*** Opening of PROVIDED ENTRIES ***
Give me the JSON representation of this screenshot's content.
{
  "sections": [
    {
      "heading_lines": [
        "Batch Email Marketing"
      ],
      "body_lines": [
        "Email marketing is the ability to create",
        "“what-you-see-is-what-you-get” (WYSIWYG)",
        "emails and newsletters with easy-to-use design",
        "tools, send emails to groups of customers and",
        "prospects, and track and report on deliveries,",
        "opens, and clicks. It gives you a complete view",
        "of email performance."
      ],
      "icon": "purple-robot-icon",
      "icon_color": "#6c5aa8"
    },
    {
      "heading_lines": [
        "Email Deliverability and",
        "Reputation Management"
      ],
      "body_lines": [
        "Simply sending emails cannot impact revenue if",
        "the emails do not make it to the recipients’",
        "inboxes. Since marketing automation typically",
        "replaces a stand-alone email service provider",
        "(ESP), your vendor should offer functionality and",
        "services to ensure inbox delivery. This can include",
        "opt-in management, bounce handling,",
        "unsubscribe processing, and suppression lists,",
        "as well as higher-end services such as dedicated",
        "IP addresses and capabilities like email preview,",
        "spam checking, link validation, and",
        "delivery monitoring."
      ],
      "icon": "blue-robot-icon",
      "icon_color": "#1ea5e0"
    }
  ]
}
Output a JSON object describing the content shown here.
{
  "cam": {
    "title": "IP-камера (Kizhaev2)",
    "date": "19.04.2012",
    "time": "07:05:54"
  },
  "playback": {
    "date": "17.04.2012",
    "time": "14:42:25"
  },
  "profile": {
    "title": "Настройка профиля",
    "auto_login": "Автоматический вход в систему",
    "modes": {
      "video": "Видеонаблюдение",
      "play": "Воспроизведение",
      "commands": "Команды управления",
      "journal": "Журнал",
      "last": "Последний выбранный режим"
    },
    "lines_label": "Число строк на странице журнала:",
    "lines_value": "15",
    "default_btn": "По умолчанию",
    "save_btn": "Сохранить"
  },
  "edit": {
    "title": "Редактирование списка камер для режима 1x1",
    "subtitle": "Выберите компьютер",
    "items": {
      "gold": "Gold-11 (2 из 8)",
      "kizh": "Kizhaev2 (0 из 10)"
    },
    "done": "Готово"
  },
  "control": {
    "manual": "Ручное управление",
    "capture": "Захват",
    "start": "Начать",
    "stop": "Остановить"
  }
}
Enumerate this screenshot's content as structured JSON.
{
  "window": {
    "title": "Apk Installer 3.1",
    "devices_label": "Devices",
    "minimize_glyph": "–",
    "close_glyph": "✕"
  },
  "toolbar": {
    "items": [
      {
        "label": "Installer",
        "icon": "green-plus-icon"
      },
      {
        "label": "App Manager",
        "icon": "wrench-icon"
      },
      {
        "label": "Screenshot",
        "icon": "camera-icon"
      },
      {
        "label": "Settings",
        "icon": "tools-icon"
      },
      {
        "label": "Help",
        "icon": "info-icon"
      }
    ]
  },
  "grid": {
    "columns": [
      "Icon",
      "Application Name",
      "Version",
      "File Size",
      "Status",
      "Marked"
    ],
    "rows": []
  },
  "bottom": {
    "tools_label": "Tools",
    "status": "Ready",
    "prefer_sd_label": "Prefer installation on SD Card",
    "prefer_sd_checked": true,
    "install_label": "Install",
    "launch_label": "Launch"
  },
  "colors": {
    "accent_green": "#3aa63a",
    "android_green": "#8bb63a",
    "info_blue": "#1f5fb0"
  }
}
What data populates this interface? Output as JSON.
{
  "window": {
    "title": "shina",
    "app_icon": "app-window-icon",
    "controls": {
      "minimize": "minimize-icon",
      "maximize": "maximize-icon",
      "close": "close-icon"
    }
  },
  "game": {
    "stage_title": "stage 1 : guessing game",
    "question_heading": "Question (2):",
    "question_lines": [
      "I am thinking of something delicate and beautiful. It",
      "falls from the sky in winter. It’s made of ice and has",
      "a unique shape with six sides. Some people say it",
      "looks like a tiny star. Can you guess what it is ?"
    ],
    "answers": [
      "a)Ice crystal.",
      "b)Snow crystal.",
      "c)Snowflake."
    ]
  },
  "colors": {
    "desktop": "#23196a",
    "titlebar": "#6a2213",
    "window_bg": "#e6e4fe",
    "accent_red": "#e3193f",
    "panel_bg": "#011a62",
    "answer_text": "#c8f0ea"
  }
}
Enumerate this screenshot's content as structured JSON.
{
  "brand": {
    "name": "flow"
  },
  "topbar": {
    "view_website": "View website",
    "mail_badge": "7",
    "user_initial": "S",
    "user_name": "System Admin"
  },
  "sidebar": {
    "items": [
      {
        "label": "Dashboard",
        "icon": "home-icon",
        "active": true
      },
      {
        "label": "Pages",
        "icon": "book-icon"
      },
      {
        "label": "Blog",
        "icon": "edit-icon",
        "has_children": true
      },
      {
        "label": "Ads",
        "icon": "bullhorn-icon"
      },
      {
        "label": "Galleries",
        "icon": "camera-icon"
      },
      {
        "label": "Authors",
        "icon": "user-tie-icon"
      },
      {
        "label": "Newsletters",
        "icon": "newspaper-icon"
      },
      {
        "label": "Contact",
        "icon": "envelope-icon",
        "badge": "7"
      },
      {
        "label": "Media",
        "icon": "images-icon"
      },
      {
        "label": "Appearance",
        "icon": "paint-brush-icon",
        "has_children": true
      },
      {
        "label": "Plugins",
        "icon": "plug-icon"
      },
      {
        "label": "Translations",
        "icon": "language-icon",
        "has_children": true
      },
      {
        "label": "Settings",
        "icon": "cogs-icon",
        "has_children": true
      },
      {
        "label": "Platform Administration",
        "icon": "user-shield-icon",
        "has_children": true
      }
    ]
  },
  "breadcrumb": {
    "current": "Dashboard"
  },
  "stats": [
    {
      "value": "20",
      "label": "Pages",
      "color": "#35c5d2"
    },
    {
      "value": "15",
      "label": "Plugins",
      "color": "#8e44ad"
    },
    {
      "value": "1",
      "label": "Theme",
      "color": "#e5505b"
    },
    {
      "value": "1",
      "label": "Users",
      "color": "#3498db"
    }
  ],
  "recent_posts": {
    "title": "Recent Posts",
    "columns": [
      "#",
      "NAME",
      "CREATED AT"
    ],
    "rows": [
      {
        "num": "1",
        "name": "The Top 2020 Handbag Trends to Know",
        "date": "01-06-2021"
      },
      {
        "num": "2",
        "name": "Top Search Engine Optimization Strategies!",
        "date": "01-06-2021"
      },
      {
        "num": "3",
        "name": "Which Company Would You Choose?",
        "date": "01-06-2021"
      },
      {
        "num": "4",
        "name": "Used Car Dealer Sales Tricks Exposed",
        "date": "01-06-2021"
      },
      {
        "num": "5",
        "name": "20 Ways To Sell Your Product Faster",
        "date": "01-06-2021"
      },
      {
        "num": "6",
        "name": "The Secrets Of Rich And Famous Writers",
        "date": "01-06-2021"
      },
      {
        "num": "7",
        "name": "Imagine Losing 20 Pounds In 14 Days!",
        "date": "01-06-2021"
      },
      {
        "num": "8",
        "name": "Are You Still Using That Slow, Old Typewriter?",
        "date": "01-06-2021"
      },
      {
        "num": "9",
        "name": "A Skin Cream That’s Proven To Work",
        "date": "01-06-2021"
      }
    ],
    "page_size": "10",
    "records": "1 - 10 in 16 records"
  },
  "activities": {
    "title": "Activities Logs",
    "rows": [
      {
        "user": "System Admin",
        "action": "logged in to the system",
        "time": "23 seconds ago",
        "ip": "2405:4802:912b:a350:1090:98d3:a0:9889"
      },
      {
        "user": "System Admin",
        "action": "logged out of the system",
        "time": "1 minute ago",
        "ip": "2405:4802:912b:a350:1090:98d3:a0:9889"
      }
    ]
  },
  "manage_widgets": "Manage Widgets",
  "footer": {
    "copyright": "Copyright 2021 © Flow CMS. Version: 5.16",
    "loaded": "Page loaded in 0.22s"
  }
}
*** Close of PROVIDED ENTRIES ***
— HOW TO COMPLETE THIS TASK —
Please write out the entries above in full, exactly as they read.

— ANSWER SPACE —
Give me the JSON representation of this screenshot's content.
{
  "sections": [
    {
      "heading_lines": [
        "Batch Email Marketing"
      ],
      "body_lines": [
        "Email marketing is the ability to create",
        "“what-you-see-is-what-you-get” (WYSIWYG)",
        "emails and newsletters with easy-to-use design",
        "tools, send emails to groups of customers and",
        "prospects, and track and report on deliveries,",
        "opens, and clicks. It gives you a complete view",
        "of email performance."
      ],
      "icon": "purple-robot-icon",
      "icon_color": "#6c5aa8"
    },
    {
      "heading_lines": [
        "Email Deliverability and",
        "Reputation Management"
      ],
      "body_lines": [
        "Simply sending emails cannot impact revenue if",
        "the emails do not make it to the recipients’",
        "inboxes. Since marketing automation typically",
        "replaces a stand-alone email service provider",
        "(ESP), your vendor should offer functionality and",
        "services to ensure inbox delivery. This can include",
        "opt-in management, bounce handling,",
        "unsubscribe processing, and suppression lists,",
        "as well as higher-end services such as dedicated",
        "IP addresses and capabilities like email preview,",
        "spam checking, link validation, and",
        "delivery monitoring."
      ],
      "icon": "blue-robot-icon",
      "icon_color": "#1ea5e0"
    }
  ]
}
Output a JSON object describing the content shown here.
{
  "cam": {
    "title": "IP-камера (Kizhaev2)",
    "date": "19.04.2012",
    "time": "07:05:54"
  },
  "playback": {
    "date": "17.04.2012",
    "time": "14:42:25"
  },
  "profile": {
    "title": "Настройка профиля",
    "auto_login": "Автоматический вход в систему",
    "modes": {
      "video": "Видеонаблюдение",
      "play": "Воспроизведение",
      "commands": "Команды управления",
      "journal": "Журнал",
      "last": "Последний выбранный режим"
    },
    "lines_label": "Число строк на странице журнала:",
    "lines_value": "15",
    "default_btn": "По умолчанию",
    "save_btn": "Сохранить"
  },
  "edit": {
    "title": "Редактирование списка камер для режима 1x1",
    "subtitle": "Выберите компьютер",
    "items": {
      "gold": "Gold-11 (2 из 8)",
      "kizh": "Kizhaev2 (0 из 10)"
    },
    "done": "Готово"
  },
  "control": {
    "manual": "Ручное управление",
    "capture": "Захват",
    "start": "Начать",
    "stop": "Остановить"
  }
}
Enumerate this screenshot's content as structured JSON.
{
  "window": {
    "title": "Apk Installer 3.1",
    "devices_label": "Devices",
    "minimize_glyph": "–",
    "close_glyph": "✕"
  },
  "toolbar": {
    "items": [
      {
        "label": "Installer",
        "icon": "green-plus-icon"
      },
      {
        "label": "App Manager",
        "icon": "wrench-icon"
      },
      {
        "label": "Screenshot",
        "icon": "camera-icon"
      },
      {
        "label": "Settings",
        "icon": "tools-icon"
      },
      {
        "label": "Help",
        "icon": "info-icon"
      }
    ]
  },
  "grid": {
    "columns": [
      "Icon",
      "Application Name",
      "Version",
      "File Size",
      "Status",
      "Marked"
    ],
    "rows": []
  },
  "bottom": {
    "tools_label": "Tools",
    "status": "Ready",
    "prefer_sd_label": "Prefer installation on SD Card",
    "prefer_sd_checked": true,
    "install_label": "Install",
    "launch_label": "Launch"
  },
  "colors": {
    "accent_green": "#3aa63a",
    "android_green": "#8bb63a",
    "info_blue": "#1f5fb0"
  }
}
What data populates this interface? Output as JSON.
{
  "window": {
    "title": "shina",
    "app_icon": "app-window-icon",
    "controls": {
      "minimize": "minimize-icon",
      "maximize": "maximize-icon",
      "close": "close-icon"
    }
  },
  "game": {
    "stage_title": "stage 1 : guessing game",
    "question_heading": "Question (2):",
    "question_lines": [
      "I am thinking of something delicate and beautiful. It",
      "falls from the sky in winter. It’s made of ice and has",
      "a unique shape with six sides. Some people say it",
      "looks like a tiny star. Can you guess what it is ?"
    ],
    "answers": [
      "a)Ice crystal.",
      "b)Snow crystal.",
      "c)Snowflake."
    ]
  },
  "colors": {
    "desktop": "#23196a",
    "titlebar": "#6a2213",
    "window_bg": "#e6e4fe",
    "accent_red": "#e3193f",
    "panel_bg": "#011a62",
    "answer_text": "#c8f0ea"
  }
}
Enumerate this screenshot's content as structured JSON.
{
  "brand": {
    "name": "flow"
  },
  "topbar": {
    "view_website": "View website",
    "mail_badge": "7",
    "user_initial": "S",
    "user_name": "System Admin"
  },
  "sidebar": {
    "items": [
      {
        "label": "Dashboard",
        "icon": "home-icon",
        "active": true
      },
      {
        "label": "Pages",
        "icon": "book-icon"
      },
      {
        "label": "Blog",
        "icon": "edit-icon",
        "has_children": true
      },
      {
        "label": "Ads",
        "icon": "bullhorn-icon"
      },
      {
        "label": "Galleries",
        "icon": "camera-icon"
      },
      {
        "label": "Authors",
        "icon": "user-tie-icon"
      },
      {
        "label": "Newsletters",
        "icon": "newspaper-icon"
      },
      {
        "label": "Contact",
        "icon": "envelope-icon",
        "badge": "7"
      },
      {
        "label": "Media",
        "icon": "images-icon"
      },
      {
        "label": "Appearance",
        "icon": "paint-brush-icon",
        "has_children": true
      },
      {
        "label": "Plugins",
        "icon": "plug-icon"
      },
      {
        "label": "Translations",
        "icon": "language-icon",
        "has_children": true
      },
      {
        "label": "Settings",
        "icon": "cogs-icon",
        "has_children": true
      },
      {
        "label": "Platform Administration",
        "icon": "user-shield-icon",
        "has_children": true
      }
    ]
  },
  "breadcrumb": {
    "current": "Dashboard"
  },
  "stats": [
    {
      "value": "20",
      "label": "Pages",
      "color": "#35c5d2"
    },
    {
      "value": "15",
      "label": "Plugins",
      "color": "#8e44ad"
    },
    {
      "value": "1",
      "label": "Theme",
      "color": "#e5505b"
    },
    {
      "value": "1",
      "label": "Users",
      "color": "#3498db"
    }
  ],
  "recent_posts": {
    "title": "Recent Posts",
    "columns": [
      "#",
      "NAME",
      "CREATED AT"
    ],
    "rows": [
      {
        "num": "1",
        "name": "The Top 2020 Handbag Trends to Know",
        "date": "01-06-2021"
      },
      {
        "num": "2",
        "name": "Top Search Engine Optimization Strategies!",
        "date": "01-06-2021"
      },
      {
        "num": "3",
        "name": "Which Company Would You Choose?",
        "date": "01-06-2021"
      },
      {
        "num": "4",
        "name": "Used Car Dealer Sales Tricks Exposed",
        "date": "01-06-2021"
      },
      {
        "num": "5",
        "name": "20 Ways To Sell Your Product Faster",
        "date": "01-06-2021"
      },
      {
        "num": "6",
        "name": "The Secrets Of Rich And Famous Writers",
        "date": "01-06-2021"
      },
      {
        "num": "7",
        "name": "Imagine Losing 20 Pounds In 14 Days!",
        "date": "01-06-2021"
      },
      {
        "num": "8",
        "name": "Are You Still Using That Slow, Old Typewriter?",
        "date": "01-06-2021"
      },
      {
        "num": "9",
        "name": "A Skin Cream That’s Proven To Work",
        "date": "01-06-2021"
      }
    ],
    "page_size": "10",
    "records": "1 - 10 in 16 records"
  },
  "activities": {
    "title": "Activities Logs",
    "rows": [
      {
        "user": "System Admin",
        "action": "logged in to the system",
        "time": "23 seconds ago",
        "ip": "2405:4802:912b:a350:1090:98d3:a0:9889"
      },
      {
        "user": "System Admin",
        "action": "logged out of the system",
        "time": "1 minute ago",
        "ip": "2405:4802:912b:a350:1090:98d3:a0:9889"
      }
    ]
  },
  "manage_widgets": "Manage Widgets",
  "footer": {
    "copyright": "Copyright 2021 © Flow CMS. Version: 5.16",
    "loaded": "Page loaded in 0.22s"
  }
}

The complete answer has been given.